“Positioned on the L2 Lagrange level, Plato ( PLAnetary Transits and Oscillations of stars) can have 26 of those cameras pointing on the similar goal stars. They may purchase photos each 25 seconds – each 2.5 seconds for the 2 central cameras – for at the least two years at a time to detect tiny shifts in brightness brought on by exoplanets transiting these stars,” explains Yves Levillain, Plato’s Instrument System Engineer.
“By observing with so many telescopes directly on a really regular foundation we’ll attain a a lot greater signal-to-noise ratio than a single massive telescope. Every telescope digicam will host 4 CCDs producing 20.three megapixel photos including as much as 81.four megapixel per regular digicam and a pair of.11 gigapixels for the general spacecraft – probably the most pixels ever for an area mission.
“Away from the Solar’s brightness we count on to have the ability to detect the presence of Earth-like exoplanets, the place life as we all know it would be capable to develop, and even to carry out stellar seismology, gathering proof of ‘starquakes’ within the stars we observe.”
However first the workforce needed to know their digicam design was sound.

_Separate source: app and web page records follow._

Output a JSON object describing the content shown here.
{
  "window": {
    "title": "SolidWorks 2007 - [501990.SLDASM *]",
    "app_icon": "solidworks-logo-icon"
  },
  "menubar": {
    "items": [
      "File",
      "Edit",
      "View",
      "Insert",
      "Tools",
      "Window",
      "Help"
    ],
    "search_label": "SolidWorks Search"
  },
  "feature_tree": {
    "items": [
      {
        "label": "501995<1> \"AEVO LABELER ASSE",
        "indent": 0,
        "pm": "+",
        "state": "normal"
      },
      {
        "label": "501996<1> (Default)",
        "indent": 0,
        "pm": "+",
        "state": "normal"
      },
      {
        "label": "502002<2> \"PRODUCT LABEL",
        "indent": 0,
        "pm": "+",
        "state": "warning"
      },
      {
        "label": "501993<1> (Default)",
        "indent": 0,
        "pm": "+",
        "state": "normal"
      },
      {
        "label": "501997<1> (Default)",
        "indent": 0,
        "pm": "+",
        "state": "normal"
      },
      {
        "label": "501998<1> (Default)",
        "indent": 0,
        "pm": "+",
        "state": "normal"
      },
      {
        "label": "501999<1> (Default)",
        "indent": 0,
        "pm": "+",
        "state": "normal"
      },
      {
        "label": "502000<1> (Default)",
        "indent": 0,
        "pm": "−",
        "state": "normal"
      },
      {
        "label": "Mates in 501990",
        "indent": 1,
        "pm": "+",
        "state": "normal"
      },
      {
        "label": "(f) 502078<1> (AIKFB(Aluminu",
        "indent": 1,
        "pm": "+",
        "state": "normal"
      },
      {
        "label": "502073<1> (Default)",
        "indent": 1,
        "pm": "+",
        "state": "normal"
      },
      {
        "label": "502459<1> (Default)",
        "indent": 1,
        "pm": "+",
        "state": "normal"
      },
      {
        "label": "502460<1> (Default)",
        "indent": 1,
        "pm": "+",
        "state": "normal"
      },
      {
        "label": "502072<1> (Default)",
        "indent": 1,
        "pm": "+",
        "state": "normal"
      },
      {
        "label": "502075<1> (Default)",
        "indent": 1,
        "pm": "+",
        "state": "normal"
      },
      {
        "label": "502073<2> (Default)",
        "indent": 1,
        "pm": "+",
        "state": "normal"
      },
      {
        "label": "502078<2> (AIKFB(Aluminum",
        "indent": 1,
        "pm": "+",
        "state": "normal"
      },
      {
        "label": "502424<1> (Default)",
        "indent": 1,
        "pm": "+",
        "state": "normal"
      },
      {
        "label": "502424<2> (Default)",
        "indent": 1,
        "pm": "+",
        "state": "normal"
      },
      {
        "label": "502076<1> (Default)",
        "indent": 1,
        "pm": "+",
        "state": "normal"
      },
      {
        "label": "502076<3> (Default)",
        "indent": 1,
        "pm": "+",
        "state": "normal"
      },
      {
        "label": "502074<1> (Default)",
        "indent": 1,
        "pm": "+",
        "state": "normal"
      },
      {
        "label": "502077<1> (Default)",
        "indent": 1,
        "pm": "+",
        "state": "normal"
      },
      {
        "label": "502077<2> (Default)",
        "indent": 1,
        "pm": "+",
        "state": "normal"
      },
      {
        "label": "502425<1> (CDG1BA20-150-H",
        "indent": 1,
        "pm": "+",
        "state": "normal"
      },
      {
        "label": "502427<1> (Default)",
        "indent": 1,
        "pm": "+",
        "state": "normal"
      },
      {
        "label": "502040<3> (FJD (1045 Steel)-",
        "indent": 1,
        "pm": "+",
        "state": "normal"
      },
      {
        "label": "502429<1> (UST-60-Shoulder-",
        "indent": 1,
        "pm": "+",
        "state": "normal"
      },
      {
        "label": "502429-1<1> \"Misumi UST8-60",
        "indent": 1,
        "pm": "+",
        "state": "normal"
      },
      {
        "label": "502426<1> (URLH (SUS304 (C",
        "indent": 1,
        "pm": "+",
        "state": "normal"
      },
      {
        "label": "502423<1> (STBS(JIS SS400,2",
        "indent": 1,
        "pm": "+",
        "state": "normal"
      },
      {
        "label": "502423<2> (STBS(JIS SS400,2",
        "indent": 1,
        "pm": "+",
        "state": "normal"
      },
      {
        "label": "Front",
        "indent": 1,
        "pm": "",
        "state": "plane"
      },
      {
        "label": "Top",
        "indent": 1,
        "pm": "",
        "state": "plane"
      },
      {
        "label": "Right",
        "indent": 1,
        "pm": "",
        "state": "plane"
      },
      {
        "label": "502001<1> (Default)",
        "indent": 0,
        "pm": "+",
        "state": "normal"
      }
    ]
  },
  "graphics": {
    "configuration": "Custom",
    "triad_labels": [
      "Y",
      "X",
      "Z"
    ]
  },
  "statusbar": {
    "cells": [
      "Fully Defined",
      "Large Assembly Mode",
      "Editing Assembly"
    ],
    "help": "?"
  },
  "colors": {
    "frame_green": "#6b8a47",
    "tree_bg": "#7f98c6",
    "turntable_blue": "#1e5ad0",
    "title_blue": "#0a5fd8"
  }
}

The ‘Structural and Thermal Mannequin’ of the digicam, ready by establishments and firms throughout Europe, was a near-replica of a flight mannequin, besides its lenses weren’t optically completed.
“We positioned the digicam in our VTC-1.5 Area Simulator, utilizing liquid nitrogen to maintain it round -80°C,” says Matteo Appolloni of the ESTEC Check Centre. “To start with the workforce needed to make certain that their thermal mannequin was appropriate – that the digicam responded as anticipated to temperature modifications. The opposite objective of the testing was to verify an modern temperature-based focusing methodology.”
To achieve the excessive optical precision required, the focal size of every Plato digicam will likely be adjusted via very slight temperature shifts, inflicting it to develop or shrink. Altering the temperature by simply 0.1 °C utilizing a trio of digicam heaters will alter its focusing size by 1 micrometre – a thousandth of a millimetre.
The testing was monitored on a 24 hour seven days per week foundation by personnel from ESA’s Plato mission workforce, business representatives and European Check Companies – the corporate that operates the Check Centre for ESA – divided into three shifts day by day. To watch COVID-19 protocols they labored aside and wiped down computer systems and surfaces earlier than shift modifications.
“Over the times of the check marketing campaign we had been fairly assured of success, as a result of the workforce has put lots of work into the technical elements,” provides Yves.
“Our greatest fear was truly because of the pandemic, as a result of if someone caught COVID-19 then our testing may be disrupted. However now the essential design is validated, we’ll proceed to optical testing of engineering fashions of the digicam, in addition to knowledge processing checks, then in the summertime a full-scale STM of the Plato spacecraft platform minus the cameras will endure testing right here on the ESTEC Check Centre.”
Plato is due for launch by Ariane 6in 2026.